Exercise requirements: Everything in the records below should be set down again, word for word.

Supplied information: Begin

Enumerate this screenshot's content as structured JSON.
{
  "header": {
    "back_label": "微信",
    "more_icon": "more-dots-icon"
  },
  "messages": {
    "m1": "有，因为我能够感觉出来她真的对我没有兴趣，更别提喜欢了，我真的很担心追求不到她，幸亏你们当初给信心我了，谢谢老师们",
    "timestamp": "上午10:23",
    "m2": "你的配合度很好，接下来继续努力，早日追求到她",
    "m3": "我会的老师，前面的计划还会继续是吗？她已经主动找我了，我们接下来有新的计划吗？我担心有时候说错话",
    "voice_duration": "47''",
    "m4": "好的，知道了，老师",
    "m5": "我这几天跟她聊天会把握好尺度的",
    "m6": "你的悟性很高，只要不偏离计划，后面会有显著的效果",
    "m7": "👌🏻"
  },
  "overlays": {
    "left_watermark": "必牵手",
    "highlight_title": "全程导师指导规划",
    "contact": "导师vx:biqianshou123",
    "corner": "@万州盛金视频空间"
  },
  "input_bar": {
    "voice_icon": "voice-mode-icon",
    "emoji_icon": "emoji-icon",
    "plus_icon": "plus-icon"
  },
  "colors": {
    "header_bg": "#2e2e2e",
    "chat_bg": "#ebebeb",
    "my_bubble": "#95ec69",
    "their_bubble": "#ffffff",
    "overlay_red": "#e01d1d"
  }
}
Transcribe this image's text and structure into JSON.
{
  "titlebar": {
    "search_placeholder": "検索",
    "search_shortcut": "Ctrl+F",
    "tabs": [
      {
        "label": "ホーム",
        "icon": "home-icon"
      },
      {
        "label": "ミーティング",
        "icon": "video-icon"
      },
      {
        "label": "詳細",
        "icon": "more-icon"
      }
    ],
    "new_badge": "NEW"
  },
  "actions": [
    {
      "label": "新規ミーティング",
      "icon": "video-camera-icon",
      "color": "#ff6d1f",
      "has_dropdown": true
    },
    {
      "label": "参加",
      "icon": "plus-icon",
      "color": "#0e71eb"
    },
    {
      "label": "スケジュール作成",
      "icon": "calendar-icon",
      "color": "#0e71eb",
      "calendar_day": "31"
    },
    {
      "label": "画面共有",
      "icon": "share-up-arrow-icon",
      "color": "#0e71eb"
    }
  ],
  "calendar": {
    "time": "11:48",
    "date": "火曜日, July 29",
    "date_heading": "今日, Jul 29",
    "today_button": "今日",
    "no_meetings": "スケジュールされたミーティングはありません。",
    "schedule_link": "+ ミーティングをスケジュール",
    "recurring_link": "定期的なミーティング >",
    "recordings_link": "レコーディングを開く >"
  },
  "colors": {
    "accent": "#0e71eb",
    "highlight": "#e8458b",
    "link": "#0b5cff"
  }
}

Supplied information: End

Written reply:
Enumerate this screenshot's content as structured JSON.
{
  "header": {
    "back_label": "微信",
    "more_icon": "more-dots-icon"
  },
  "messages": {
    "m1": "有，因为我能够感觉出来她真的对我没有兴趣，更别提喜欢了，我真的很担心追求不到她，幸亏你们当初给信心我了，谢谢老师们",
    "timestamp": "上午10:23",
    "m2": "你的配合度很好，接下来继续努力，早日追求到她",
    "m3": "我会的老师，前面的计划还会继续是吗？她已经主动找我了，我们接下来有新的计划吗？我担心有时候说错话",
    "voice_duration": "47''",
    "m4": "好的，知道了，老师",
    "m5": "我这几天跟她聊天会把握好尺度的",
    "m6": "你的悟性很高，只要不偏离计划，后面会有显著的效果",
    "m7": "👌🏻"
  },
  "overlays": {
    "left_watermark": "必牵手",
    "highlight_title": "全程导师指导规划",
    "contact": "导师vx:biqianshou123",
    "corner": "@万州盛金视频空间"
  },
  "input_bar": {
    "voice_icon": "voice-mode-icon",
    "emoji_icon": "emoji-icon",
    "plus_icon": "plus-icon"
  },
  "colors": {
    "header_bg": "#2e2e2e",
    "chat_bg": "#ebebeb",
    "my_bubble": "#95ec69",
    "their_bubble": "#ffffff",
    "overlay_red": "#e01d1d"
  }
}
Transcribe this image's text and structure into JSON.
{
  "titlebar": {
    "search_placeholder": "検索",
    "search_shortcut": "Ctrl+F",
    "tabs": [
      {
        "label": "ホーム",
        "icon": "home-icon"
      },
      {
        "label": "ミーティング",
        "icon": "video-icon"
      },
      {
        "label": "詳細",
        "icon": "more-icon"
      }
    ],
    "new_badge": "NEW"
  },
  "actions": [
    {
      "label": "新規ミーティング",
      "icon": "video-camera-icon",
      "color": "#ff6d1f",
      "has_dropdown": true
    },
    {
      "label": "参加",
      "icon": "plus-icon",
      "color": "#0e71eb"
    },
    {
      "label": "スケジュール作成",
      "icon": "calendar-icon",
      "color": "#0e71eb",
      "calendar_day": "31"
    },
    {
      "label": "画面共有",
      "icon": "share-up-arrow-icon",
      "color": "#0e71eb"
    }
  ],
  "calendar": {
    "time": "11:48",
    "date": "火曜日, July 29",
    "date_heading": "今日, Jul 29",
    "today_button": "今日",
    "no_meetings": "スケジュールされたミーティングはありません。",
    "schedule_link": "+ ミーティングをスケジュール",
    "recurring_link": "定期的なミーティング >",
    "recordings_link": "レコーディングを開く >"
  },
  "colors": {
    "accent": "#0e71eb",
    "highlight": "#e8458b",
    "link": "#0b5cff"
  }
}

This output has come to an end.